◆ WORK INSTRUCTION ◆
Copy the records. Keep every line exactly as it is.

"""

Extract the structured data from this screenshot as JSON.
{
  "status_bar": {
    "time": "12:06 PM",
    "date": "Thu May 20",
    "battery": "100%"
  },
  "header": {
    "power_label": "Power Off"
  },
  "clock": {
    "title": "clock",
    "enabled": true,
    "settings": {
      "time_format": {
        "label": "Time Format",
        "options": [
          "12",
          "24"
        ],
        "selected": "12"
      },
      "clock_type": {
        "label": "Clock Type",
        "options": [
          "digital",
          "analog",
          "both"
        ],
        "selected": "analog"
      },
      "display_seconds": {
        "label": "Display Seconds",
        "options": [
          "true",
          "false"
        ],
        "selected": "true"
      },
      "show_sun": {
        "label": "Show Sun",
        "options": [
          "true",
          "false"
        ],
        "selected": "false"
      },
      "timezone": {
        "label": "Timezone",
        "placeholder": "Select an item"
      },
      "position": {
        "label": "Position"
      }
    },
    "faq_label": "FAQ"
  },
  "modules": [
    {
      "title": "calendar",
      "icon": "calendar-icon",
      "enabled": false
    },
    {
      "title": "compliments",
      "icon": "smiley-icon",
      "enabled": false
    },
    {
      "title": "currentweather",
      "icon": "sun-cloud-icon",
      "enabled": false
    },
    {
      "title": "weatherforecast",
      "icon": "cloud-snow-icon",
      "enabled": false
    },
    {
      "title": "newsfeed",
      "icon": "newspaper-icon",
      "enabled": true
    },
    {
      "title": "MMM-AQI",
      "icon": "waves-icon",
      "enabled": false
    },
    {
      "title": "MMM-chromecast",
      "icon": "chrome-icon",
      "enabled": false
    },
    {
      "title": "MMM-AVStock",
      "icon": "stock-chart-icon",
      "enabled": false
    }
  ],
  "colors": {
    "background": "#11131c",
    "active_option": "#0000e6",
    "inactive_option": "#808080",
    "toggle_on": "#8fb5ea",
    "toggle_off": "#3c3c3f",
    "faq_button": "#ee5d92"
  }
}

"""

◆ WRITTEN RESPONSE ◆
Extract the structured data from this screenshot as JSON.
{
  "status_bar": {
    "time": "12:06 PM",
    "date": "Thu May 20",
    "battery": "100%"
  },
  "header": {
    "power_label": "Power Off"
  },
  "clock": {
    "title": "clock",
    "enabled": true,
    "settings": {
      "time_format": {
        "label": "Time Format",
        "options": [
          "12",
          "24"
        ],
        "selected": "12"
      },
      "clock_type": {
        "label": "Clock Type",
        "options": [
          "digital",
          "analog",
          "both"
        ],
        "selected": "analog"
      },
      "display_seconds": {
        "label": "Display Seconds",
        "options": [
          "true",
          "false"
        ],
        "selected": "true"
      },
      "show_sun": {
        "label": "Show Sun",
        "options": [
          "true",
          "false"
        ],
        "selected": "false"
      },
      "timezone": {
        "label": "Timezone",
        "placeholder": "Select an item"
      },
      "position": {
        "label": "Position"
      }
    },
    "faq_label": "FAQ"
  },
  "modules": [
    {
      "title": "calendar",
      "icon": "calendar-icon",
      "enabled": false
    },
    {
      "title": "compliments",
      "icon": "smiley-icon",
      "enabled": false
    },
    {
      "title": "currentweather",
      "icon": "sun-cloud-icon",
      "enabled": false
    },
    {
      "title": "weatherforecast",
      "icon": "cloud-snow-icon",
      "enabled": false
    },
    {
      "title": "newsfeed",
      "icon": "newspaper-icon",
      "enabled": true
    },
    {
      "title": "MMM-AQI",
      "icon": "waves-icon",
      "enabled": false
    },
    {
      "title": "MMM-chromecast",
      "icon": "chrome-icon",
      "enabled": false
    },
    {
      "title": "MMM-AVStock",
      "icon": "stock-chart-icon",
      "enabled": false
    }
  ],
  "colors": {
    "background": "#11131c",
    "active_option": "#0000e6",
    "inactive_option": "#808080",
    "toggle_on": "#8fb5ea",
    "toggle_off": "#3c3c3f",
    "faq_button": "#ee5d92"
  }
}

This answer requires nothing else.